Artist displays plight of Black young men
Diane Xavier | 8/23/2013, 7:15 a.m. | Updated on 8/26/2013, 12:25 a.m.
Her goals as an artist are to spark conversations about these issues.
“People come up to me and ask, ‘What can I do?’ People are asking when they see my paintings, how they can help,” she said with an answer in mind. “We can attend forums, we can march, and we can rally and do something to make a change. Art is my platform and is what I’m utilizing to awaken people and initiate conversation.”
Gay also wants to set an example for her son.
“I want him to be able to be free, walk freely amongst his peers,” she said. “For me, it’s me speaking to my son and telling him that I do see what’s going on and you do matter. You can still carry yourself and you will be loved and protected but also be aware that not everybody sees you the way I see you, but that’s okay. Having to give my son reassurance after the Trayvon Martin verdict was interesting because I wanted to let him know that this was an isolated incident but we continue to see this happen in the news such as the violence in Chicago.”
One of the images depicted in Gay’s artwork is called Father Perpetual Help. This painting has an image of a father holding a baby in his arms.

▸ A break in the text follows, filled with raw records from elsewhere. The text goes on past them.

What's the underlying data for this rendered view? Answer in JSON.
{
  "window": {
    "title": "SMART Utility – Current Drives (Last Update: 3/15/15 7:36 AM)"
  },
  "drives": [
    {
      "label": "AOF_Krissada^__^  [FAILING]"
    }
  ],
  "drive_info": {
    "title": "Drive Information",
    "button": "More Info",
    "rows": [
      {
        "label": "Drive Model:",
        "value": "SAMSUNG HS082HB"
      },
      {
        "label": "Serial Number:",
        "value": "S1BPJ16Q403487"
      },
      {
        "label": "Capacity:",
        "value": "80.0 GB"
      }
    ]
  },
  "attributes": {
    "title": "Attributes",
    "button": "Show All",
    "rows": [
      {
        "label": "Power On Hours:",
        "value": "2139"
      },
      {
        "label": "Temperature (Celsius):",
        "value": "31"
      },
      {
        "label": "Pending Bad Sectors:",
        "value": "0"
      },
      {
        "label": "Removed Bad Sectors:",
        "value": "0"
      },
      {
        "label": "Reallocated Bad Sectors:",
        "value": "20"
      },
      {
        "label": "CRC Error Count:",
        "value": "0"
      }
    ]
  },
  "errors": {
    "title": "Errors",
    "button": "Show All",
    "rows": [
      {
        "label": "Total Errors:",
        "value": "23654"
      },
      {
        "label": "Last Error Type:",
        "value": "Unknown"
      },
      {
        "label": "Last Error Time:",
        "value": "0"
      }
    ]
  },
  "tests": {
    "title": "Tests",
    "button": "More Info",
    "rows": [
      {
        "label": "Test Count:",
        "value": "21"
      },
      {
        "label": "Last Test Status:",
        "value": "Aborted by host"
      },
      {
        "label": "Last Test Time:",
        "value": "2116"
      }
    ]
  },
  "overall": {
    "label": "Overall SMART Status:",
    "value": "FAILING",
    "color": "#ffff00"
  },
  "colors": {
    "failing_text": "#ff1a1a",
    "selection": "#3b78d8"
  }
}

“In Father Perpetual Help, it’s me speaking to fatherless homes, fathers needing to be in the homes, and fathers needing to return to their children,” Gay said. “I got the name after the Mother of Perpetual Help, the Madonna of Perpetual Help. The Madonna is always watching over, always protecting the infant baby Jesus and I am using that same type of iconic imagery and switching it and making it the African American male which needs to protect, watch over, and be there for his son so that they are healthy, well and protected.”
With years of high rates of death, incarceration and high-school dropouts, sparked by high rates of fatherless homes and crime rates in the news, African Americans may be desensitized toward the situation or even discouraged in their ability to make a difference. Yet, knowing that every person can make a difference, Gay hopes that the conversations sparked by The Fair Game Project will inspire others to do whatever they can to make a positive impact in the lives of young Black men in America.